## Problem details
Write out every line of the data below exactly as given.

Page and application data records

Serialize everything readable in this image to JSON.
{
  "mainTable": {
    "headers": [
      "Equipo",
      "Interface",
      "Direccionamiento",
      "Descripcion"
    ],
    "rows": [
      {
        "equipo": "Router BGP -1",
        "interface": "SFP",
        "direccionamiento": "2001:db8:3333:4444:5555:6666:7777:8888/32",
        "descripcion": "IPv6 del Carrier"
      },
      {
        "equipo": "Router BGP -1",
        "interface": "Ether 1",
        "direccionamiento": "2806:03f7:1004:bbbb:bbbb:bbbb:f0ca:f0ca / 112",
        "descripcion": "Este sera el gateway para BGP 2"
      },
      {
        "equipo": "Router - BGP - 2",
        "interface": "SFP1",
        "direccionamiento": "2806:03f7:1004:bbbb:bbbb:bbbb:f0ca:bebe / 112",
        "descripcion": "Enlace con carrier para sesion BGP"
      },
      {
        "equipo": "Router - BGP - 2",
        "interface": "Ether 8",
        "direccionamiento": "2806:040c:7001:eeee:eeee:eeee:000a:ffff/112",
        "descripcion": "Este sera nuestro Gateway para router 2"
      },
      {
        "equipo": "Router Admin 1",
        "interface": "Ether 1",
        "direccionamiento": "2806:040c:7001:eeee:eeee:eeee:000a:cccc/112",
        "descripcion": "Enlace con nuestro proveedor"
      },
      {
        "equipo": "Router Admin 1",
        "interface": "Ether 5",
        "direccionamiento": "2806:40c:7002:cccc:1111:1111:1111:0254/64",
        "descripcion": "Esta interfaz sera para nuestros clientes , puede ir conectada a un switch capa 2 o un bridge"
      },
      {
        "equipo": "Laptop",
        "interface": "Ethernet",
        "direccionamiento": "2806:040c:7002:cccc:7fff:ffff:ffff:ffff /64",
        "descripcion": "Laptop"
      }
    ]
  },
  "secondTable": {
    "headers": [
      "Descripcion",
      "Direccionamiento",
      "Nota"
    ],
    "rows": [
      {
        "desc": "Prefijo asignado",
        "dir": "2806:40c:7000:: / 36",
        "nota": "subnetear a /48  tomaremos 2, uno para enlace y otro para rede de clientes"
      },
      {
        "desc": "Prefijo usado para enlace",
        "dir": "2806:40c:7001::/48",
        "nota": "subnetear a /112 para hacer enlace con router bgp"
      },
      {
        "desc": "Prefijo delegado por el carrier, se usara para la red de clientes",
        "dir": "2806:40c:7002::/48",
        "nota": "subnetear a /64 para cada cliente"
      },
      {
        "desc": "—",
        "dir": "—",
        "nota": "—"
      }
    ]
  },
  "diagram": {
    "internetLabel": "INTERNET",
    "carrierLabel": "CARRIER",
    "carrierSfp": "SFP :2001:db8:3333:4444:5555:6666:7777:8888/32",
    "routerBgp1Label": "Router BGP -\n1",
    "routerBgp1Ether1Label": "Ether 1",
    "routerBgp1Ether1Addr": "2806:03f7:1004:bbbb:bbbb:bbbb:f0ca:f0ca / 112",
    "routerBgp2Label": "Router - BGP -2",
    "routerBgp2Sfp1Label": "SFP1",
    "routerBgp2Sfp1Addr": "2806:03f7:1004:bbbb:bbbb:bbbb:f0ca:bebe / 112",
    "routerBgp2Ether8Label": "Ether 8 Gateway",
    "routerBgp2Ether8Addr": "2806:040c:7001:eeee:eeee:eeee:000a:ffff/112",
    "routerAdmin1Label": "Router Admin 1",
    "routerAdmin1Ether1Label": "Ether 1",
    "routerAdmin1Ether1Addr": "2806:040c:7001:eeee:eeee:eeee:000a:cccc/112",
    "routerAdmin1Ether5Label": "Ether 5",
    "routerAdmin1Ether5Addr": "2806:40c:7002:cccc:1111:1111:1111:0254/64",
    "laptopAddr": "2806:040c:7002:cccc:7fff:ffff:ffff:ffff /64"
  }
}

## Response for this exercise
Serialize everything readable in this image to JSON.
{
  "mainTable": {
    "headers": [
      "Equipo",
      "Interface",
      "Direccionamiento",
      "Descripcion"
    ],
    "rows": [
      {
        "equipo": "Router BGP -1",
        "interface": "SFP",
        "direccionamiento": "2001:db8:3333:4444:5555:6666:7777:8888/32",
        "descripcion": "IPv6 del Carrier"
      },
      {
        "equipo": "Router BGP -1",
        "interface": "Ether 1",
        "direccionamiento": "2806:03f7:1004:bbbb:bbbb:bbbb:f0ca:f0ca / 112",
        "descripcion": "Este sera el gateway para BGP 2"
      },
      {
        "equipo": "Router - BGP - 2",
        "interface": "SFP1",
        "direccionamiento": "2806:03f7:1004:bbbb:bbbb:bbbb:f0ca:bebe / 112",
        "descripcion": "Enlace con carrier para sesion BGP"
      },
      {
        "equipo": "Router - BGP - 2",
        "interface": "Ether 8",
        "direccionamiento": "2806:040c:7001:eeee:eeee:eeee:000a:ffff/112",
        "descripcion": "Este sera nuestro Gateway para router 2"
      },
      {
        "equipo": "Router Admin 1",
        "interface": "Ether 1",
        "direccionamiento": "2806:040c:7001:eeee:eeee:eeee:000a:cccc/112",
        "descripcion": "Enlace con nuestro proveedor"
      },
      {
        "equipo": "Router Admin 1",
        "interface": "Ether 5",
        "direccionamiento": "2806:40c:7002:cccc:1111:1111:1111:0254/64",
        "descripcion": "Esta interfaz sera para nuestros clientes , puede ir conectada a un switch capa 2 o un bridge"
      },
      {
        "equipo": "Laptop",
        "interface": "Ethernet",
        "direccionamiento": "2806:040c:7002:cccc:7fff:ffff:ffff:ffff /64",
        "descripcion": "Laptop"
      }
    ]
  },
  "secondTable": {
    "headers": [
      "Descripcion",
      "Direccionamiento",
      "Nota"
    ],
    "rows": [
      {
        "desc": "Prefijo asignado",
        "dir": "2806:40c:7000:: / 36",
        "nota": "subnetear a /48  tomaremos 2, uno para enlace y otro para rede de clientes"
      },
      {
        "desc": "Prefijo usado para enlace",
        "dir": "2806:40c:7001::/48",
        "nota": "subnetear a /112 para hacer enlace con router bgp"
      },
      {
        "desc": "Prefijo delegado por el carrier, se usara para la red de clientes",
        "dir": "2806:40c:7002::/48",
        "nota": "subnetear a /64 para cada cliente"
      },
      {
        "desc": "—",
        "dir": "—",
        "nota": "—"
      }
    ]
  },
  "diagram": {
    "internetLabel": "INTERNET",
    "carrierLabel": "CARRIER",
    "carrierSfp": "SFP :2001:db8:3333:4444:5555:6666:7777:8888/32",
    "routerBgp1Label": "Router BGP -\n1",
    "routerBgp1Ether1Label": "Ether 1",
    "routerBgp1Ether1Addr": "2806:03f7:1004:bbbb:bbbb:bbbb:f0ca:f0ca / 112",
    "routerBgp2Label": "Router - BGP -2",
    "routerBgp2Sfp1Label": "SFP1",
    "routerBgp2Sfp1Addr": "2806:03f7:1004:bbbb:bbbb:bbbb:f0ca:bebe / 112",
    "routerBgp2Ether8Label": "Ether 8 Gateway",
    "routerBgp2Ether8Addr": "2806:040c:7001:eeee:eeee:eeee:000a:ffff/112",
    "routerAdmin1Label": "Router Admin 1",
    "routerAdmin1Ether1Label": "Ether 1",
    "routerAdmin1Ether1Addr": "2806:040c:7001:eeee:eeee:eeee:000a:cccc/112",
    "routerAdmin1Ether5Label": "Ether 5",
    "routerAdmin1Ether5Addr": "2806:40c:7002:cccc:1111:1111:1111:0254/64",
    "laptopAddr": "2806:040c:7002:cccc:7fff:ffff:ffff:ffff /64"
  }
}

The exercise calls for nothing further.